*** Provided data ***

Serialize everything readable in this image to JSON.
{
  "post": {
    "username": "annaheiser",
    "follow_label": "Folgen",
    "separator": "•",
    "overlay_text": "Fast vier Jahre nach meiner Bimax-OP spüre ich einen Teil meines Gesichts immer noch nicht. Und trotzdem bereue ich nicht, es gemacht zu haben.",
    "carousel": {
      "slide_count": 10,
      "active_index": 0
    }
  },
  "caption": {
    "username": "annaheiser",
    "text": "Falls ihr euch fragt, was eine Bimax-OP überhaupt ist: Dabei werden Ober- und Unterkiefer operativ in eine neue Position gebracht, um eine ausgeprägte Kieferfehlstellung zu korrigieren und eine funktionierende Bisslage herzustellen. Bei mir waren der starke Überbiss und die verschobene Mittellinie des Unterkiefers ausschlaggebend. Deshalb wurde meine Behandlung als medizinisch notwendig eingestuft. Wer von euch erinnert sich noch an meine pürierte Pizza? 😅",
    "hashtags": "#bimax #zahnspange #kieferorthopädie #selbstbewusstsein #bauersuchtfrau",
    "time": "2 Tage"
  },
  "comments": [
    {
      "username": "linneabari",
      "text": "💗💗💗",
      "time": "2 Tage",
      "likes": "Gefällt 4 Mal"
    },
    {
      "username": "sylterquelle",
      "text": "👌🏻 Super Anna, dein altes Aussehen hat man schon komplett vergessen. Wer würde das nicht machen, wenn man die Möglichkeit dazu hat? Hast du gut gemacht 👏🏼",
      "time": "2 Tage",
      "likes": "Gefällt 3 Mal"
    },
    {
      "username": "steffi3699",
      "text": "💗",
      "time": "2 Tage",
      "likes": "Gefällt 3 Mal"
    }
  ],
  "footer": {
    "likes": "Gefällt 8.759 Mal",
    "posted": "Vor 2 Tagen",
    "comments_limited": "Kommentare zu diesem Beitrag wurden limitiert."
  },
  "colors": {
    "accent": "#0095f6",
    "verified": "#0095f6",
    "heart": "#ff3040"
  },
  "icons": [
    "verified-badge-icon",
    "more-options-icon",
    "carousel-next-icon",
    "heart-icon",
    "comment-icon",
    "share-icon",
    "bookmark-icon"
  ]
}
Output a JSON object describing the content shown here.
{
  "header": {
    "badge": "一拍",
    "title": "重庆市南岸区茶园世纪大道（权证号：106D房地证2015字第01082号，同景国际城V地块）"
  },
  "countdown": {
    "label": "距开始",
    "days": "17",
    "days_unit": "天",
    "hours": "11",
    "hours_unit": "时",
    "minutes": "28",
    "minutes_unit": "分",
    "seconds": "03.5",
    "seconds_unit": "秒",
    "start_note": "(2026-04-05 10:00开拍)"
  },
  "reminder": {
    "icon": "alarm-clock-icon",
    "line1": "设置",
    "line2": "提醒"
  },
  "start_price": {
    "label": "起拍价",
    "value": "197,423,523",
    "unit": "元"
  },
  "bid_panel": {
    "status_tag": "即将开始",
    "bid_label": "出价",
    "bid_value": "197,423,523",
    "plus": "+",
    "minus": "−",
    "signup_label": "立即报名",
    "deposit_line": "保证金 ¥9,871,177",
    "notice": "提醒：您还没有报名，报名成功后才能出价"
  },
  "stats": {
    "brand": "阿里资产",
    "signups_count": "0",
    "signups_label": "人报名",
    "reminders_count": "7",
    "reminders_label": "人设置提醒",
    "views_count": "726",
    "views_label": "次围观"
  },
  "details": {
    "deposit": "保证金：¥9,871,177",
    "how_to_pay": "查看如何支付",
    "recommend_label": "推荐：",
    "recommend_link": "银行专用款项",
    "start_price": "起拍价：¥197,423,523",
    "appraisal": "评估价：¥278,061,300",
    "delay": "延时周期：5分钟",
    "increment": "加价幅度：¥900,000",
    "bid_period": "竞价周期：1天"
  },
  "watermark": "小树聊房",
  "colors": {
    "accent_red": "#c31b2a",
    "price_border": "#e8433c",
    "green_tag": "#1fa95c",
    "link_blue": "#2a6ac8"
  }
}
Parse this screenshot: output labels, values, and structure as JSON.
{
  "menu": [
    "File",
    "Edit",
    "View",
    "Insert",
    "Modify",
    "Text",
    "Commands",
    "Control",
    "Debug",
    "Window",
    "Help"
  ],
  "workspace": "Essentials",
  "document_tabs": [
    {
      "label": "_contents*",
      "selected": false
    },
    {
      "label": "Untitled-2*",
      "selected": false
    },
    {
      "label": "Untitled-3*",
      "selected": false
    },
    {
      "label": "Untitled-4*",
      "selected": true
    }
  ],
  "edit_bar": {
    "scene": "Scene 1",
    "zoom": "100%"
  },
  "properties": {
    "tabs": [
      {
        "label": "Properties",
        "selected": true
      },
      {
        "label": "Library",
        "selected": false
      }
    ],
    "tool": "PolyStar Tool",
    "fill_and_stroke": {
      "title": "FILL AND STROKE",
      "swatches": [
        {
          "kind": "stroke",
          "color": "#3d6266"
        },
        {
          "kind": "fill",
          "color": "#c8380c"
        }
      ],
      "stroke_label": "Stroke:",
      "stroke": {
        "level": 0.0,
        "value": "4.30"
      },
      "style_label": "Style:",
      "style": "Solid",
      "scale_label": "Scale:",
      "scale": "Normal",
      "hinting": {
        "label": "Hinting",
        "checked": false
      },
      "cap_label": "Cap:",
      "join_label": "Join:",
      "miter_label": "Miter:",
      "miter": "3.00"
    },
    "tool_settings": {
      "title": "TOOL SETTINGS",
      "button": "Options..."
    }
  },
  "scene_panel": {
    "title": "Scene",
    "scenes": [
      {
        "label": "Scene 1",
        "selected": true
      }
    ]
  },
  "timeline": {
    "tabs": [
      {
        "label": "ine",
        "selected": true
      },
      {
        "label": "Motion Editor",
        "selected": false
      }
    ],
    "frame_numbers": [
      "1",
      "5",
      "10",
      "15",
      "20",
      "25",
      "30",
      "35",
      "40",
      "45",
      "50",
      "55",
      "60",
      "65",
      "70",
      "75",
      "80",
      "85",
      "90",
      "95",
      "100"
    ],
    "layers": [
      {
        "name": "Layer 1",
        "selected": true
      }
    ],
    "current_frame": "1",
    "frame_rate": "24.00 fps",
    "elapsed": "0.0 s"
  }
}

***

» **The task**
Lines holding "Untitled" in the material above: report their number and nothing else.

» **Exercise result**
3